But of course, I had to reach out to my friend about it. The one who played football for Cal. Sure he’s remained deeply involved with Cal Football and even led significant fundraising efforts for Cal Athletics … but I had to be certain that he was aware of this development.

And it was important that he knew about this play. And this one!

Once the banter subsided(ish), he concluded with this. Which really is just a sign of the times, is it not?

I believe Stanford cheated. Rigged!! Nobody gets two kicks blocked. Half the points were fraudulent. I want a recount of the points. Cal won if you only count the legal points! We should still have the axe!

Was it?

“How do you abandon deeply held beliefs about character, personal responsibility, foreign policy, and the national debt in a matter of months?

You don’t.

~Stuart Stevens, It Was All A Lie

In his book It Was All A Lie, long-time GOP political campaigner Stuart Stevens poses the question: how can the conservative right abandon “deeply held beliefs about character, personal responsibility, foreign policy, and the national debt in a matter of months” to follow Donald Trump?

And his conclusion is that it didn’t abandon these beliefs because they were never real in the first place; they were merely messaging tools for opportunistic gain, shielding a bald quest for power. In short, It Was All A Lie.

Outside politics, “Silicon Valley” was born and bred in the US West with a Manifest Destiny-like optimism. The moonshots, expansive mission statements and promises of exponential impact border on the religious, jarring for their places at the top of Maslow’s infamous pyramid.

John Doerr’s OKR method revered by SV companies

Amidst all the techno-utopianism, then, it seemed that this whole thing from Coinbase was a bit, well, off industry-brand?

That expansive-sounding tweet doesn’t really convey the actual post’s message. While putting forth some lofty goals (including enabling “belonging for everyone”), the linked post was actually written in order to define what Coinbase won’t do.

The post asks us to consider Coinbase’s mission “to create an open financial system for the world. An open financial system is one that is not controlled by any one country or company (just like the internet did for distributing information).” (source).

Well that is certainly lofty, too! In fact, their website goes on to say, “We think this is the highest leverage way to bring about more economic freedom, innovation, efficiency, and equality of opportunity in the world.”

And doing this massively significant, important work requires them to avoid certain things.

So Brian’s saying that, in order to bring about economic freedom, innovation, efficiency, and equality of opportunity in the world, it’s best to avoid broader societal issues and political causes.

Let’s set aside the myriad of issues with this and just say we think that Laszlo got it right.

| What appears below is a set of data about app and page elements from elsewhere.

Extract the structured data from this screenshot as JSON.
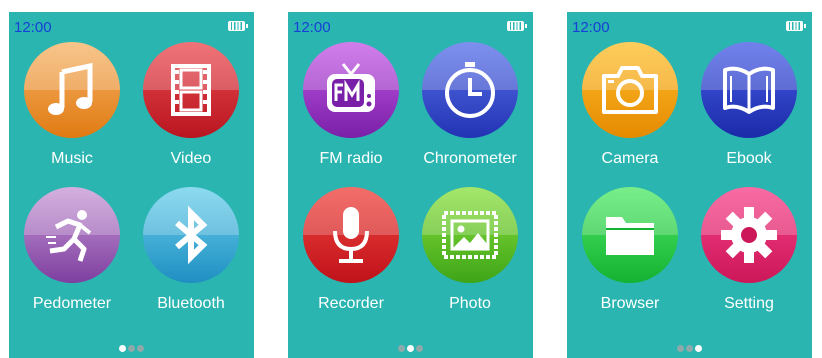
{
  "status_bar": {
    "time": "12:00"
  },
  "screens": [
    {
      "apps": [
        {
          "label": "Music",
          "icon": "music-note-icon",
          "top": "#f7b56a",
          "bottom": "#e07a12"
        },
        {
          "label": "Video",
          "icon": "film-strip-icon",
          "top": "#ec4c52",
          "bottom": "#b81520"
        },
        {
          "label": "Pedometer",
          "icon": "runner-icon",
          "top": "#c89ad6",
          "bottom": "#7e3fa0"
        },
        {
          "label": "Bluetooth",
          "icon": "bluetooth-icon",
          "top": "#6cd0ec",
          "bottom": "#1f8fc2"
        }
      ]
    },
    {
      "apps": [
        {
          "label": "FM radio",
          "icon": "fm-radio-tv-icon",
          "top": "#c45ae6",
          "bottom": "#7a1fa8"
        },
        {
          "label": "Chronometer",
          "icon": "stopwatch-icon",
          "top": "#5a72ea",
          "bottom": "#2233b3"
        },
        {
          "label": "Recorder",
          "icon": "microphone-icon",
          "top": "#f0453f",
          "bottom": "#c0121a"
        },
        {
          "label": "Photo",
          "icon": "picture-frame-icon",
          "top": "#8ce040",
          "bottom": "#3ea517"
        }
      ]
    },
    {
      "apps": [
        {
          "label": "Camera",
          "icon": "camera-icon",
          "top": "#ffc02e",
          "bottom": "#e68a00"
        },
        {
          "label": "Ebook",
          "icon": "open-book-icon",
          "top": "#4a5fe8",
          "bottom": "#1a2aa8"
        },
        {
          "label": "Browser",
          "icon": "folder-icon",
          "top": "#52ea6a",
          "bottom": "#14b232"
        },
        {
          "label": "Setting",
          "icon": "gear-icon",
          "top": "#f7418a",
          "bottom": "#cc1858"
        }
      ]
    }
  ],
  "page_indicator": {
    "count": 3
  },
  "colors": {
    "screen_background": "#2ab5b1",
    "clock_text": "#1740d6",
    "dot_inactive": "#8fa9aa",
    "dot_active": "#ffffff"
  }
}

The world is different. It’s 2020 (and not 1970), people.

And shouldn’t that present those Silicon Valley Big Dreamer types with an exciting opportunity?

Absolutely. Unless, of course, it was all a lie.

p.s. here’s how Brian’s approach is working out.